    Of course, there’s also the human factor, so some idiot MIGHT hook a classified system directly to the commercial network.

  18. Mike S says:

    No way. I work w/ SIPRNET and we can’t even use any download devices, such as thumb drives. The system is seperate from the unclassified networks, which by the way are not all interfaced or integrated between or even within the services, much less the government departments. You can’t access the secure network from the unsecure network (at least in the Army), much less from a commercial network. But like I said, there are command and control networks at higher levels of security than the secure net and the really classified stuff is isolated from the networks for the very reason that you can’t hack a computer through a network that doesn’t have a network. I think that getting into the secure networks would require access through a workstation or you would have to infiltrate the network through inserting a file as a “piggy back” through the transmission hardware (wireless or wired), but most secure networks are on EMP hardened land lines. And the security systems should notice the change in received data versus transmitted data. I’m pretty sure the other NATO countries are pretty much the same, probably China, Russia and India have equivalent systems. As it is though, breaking into Jane’s Defense network would give them a lot of organational, doctrinal, order of battle and technical data all by itself.

  19. Lee says:

    I have installed computer systems ranging from PC based “workstations” all the way up to mini supercomputers in classified military installations for the US Army, Navy and Air Force. This attack would not have worked on ANY of the systems that I worked on and that was quite a few years ago. Ten years from now? Twenty? No way.

Leave a Reply to Scott Cancel reply
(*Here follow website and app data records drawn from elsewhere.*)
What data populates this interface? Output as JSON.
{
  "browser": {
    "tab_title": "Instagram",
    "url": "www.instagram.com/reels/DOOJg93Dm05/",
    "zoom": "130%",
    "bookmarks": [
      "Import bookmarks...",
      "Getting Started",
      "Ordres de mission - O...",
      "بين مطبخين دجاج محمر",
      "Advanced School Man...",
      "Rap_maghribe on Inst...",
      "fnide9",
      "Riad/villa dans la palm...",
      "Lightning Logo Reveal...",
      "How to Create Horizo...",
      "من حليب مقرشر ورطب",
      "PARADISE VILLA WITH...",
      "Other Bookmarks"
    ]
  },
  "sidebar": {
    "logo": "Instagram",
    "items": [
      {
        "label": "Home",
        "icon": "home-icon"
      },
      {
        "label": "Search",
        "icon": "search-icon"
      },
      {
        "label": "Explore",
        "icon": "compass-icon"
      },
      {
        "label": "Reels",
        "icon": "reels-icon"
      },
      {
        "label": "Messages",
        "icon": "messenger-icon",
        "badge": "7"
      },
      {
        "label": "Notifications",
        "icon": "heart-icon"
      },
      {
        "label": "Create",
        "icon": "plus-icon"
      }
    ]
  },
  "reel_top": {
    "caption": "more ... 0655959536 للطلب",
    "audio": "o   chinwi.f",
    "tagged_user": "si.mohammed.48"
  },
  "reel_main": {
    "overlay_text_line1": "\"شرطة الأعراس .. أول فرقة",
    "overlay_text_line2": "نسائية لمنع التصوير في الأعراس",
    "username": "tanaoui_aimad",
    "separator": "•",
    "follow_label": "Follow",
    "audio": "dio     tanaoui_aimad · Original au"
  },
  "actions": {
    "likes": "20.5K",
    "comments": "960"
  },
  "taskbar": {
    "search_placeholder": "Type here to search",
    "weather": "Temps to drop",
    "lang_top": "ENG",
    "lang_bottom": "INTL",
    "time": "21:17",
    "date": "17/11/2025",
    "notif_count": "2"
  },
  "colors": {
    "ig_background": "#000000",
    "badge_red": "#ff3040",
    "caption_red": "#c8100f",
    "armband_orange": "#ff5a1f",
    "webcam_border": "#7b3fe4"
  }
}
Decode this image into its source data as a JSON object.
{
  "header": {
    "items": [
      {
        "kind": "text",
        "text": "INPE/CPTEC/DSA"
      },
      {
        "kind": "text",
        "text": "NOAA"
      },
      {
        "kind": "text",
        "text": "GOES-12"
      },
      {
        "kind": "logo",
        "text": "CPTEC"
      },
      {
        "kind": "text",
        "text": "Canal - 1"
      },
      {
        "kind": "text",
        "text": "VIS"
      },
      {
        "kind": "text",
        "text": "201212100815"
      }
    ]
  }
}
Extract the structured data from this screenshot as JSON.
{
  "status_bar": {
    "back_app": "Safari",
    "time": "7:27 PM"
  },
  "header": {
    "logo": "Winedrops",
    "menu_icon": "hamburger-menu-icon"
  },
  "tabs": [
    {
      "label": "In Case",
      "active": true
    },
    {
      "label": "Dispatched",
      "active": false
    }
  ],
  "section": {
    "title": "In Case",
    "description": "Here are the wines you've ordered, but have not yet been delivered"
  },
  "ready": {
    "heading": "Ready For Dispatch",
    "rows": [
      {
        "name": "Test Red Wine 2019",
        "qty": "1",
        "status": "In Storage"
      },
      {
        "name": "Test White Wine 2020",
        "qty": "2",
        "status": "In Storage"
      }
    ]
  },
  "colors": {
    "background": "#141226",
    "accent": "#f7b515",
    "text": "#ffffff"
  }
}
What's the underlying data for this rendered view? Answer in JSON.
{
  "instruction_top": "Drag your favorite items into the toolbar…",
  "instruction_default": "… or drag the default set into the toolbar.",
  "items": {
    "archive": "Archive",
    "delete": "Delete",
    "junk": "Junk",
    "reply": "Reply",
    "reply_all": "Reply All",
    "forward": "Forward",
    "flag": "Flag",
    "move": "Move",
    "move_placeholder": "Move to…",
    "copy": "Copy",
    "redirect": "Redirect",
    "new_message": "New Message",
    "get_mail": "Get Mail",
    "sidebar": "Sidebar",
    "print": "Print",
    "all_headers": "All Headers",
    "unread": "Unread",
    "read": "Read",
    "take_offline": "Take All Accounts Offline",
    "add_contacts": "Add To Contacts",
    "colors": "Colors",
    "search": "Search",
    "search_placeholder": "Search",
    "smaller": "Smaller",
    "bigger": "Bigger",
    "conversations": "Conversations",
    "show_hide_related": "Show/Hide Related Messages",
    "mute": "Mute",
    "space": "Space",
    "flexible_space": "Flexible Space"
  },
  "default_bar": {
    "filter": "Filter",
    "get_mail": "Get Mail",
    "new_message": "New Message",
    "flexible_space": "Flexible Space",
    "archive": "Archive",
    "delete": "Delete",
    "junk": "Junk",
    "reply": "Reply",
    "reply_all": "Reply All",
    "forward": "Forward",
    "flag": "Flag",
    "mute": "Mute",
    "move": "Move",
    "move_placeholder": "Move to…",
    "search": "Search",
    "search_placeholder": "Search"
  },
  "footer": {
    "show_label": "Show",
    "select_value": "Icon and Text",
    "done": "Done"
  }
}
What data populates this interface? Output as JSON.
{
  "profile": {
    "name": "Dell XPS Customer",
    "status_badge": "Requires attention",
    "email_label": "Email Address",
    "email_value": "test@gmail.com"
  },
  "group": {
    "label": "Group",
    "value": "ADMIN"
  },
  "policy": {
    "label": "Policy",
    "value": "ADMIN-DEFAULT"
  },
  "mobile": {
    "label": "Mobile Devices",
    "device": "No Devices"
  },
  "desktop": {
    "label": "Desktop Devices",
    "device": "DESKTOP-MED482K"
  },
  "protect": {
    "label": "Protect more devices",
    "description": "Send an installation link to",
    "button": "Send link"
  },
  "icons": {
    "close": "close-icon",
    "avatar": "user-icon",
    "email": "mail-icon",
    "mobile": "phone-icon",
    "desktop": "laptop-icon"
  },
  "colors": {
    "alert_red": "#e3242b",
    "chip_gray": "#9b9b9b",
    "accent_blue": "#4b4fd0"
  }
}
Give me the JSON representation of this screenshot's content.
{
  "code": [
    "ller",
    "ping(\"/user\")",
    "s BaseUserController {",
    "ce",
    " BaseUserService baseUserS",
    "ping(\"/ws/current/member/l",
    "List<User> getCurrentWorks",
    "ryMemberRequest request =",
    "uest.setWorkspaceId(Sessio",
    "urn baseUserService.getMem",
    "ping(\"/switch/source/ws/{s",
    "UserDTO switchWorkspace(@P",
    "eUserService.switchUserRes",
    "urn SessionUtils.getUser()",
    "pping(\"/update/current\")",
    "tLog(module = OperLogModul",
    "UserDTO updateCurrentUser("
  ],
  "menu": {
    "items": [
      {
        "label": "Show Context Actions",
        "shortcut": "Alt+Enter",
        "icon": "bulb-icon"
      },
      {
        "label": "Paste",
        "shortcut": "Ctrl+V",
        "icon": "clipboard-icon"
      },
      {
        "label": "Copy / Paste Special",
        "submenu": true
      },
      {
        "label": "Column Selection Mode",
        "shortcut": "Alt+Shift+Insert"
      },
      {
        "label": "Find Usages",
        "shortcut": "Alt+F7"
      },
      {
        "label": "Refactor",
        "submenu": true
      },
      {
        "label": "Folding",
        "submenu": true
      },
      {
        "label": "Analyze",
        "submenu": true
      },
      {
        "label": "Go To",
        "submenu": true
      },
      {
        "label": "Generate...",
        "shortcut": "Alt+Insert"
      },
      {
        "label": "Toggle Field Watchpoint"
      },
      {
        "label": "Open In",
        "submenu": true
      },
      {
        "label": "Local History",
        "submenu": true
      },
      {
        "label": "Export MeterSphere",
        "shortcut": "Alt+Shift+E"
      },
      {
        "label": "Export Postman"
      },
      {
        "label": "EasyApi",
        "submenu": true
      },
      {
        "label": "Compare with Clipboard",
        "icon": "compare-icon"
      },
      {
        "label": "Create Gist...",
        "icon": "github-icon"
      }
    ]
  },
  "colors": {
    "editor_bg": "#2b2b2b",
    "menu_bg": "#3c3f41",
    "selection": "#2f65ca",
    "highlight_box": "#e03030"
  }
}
Your email address will not be published. Required fields are marked *

This site uses Akismet to reduce spam. Learn how your comment data is processed.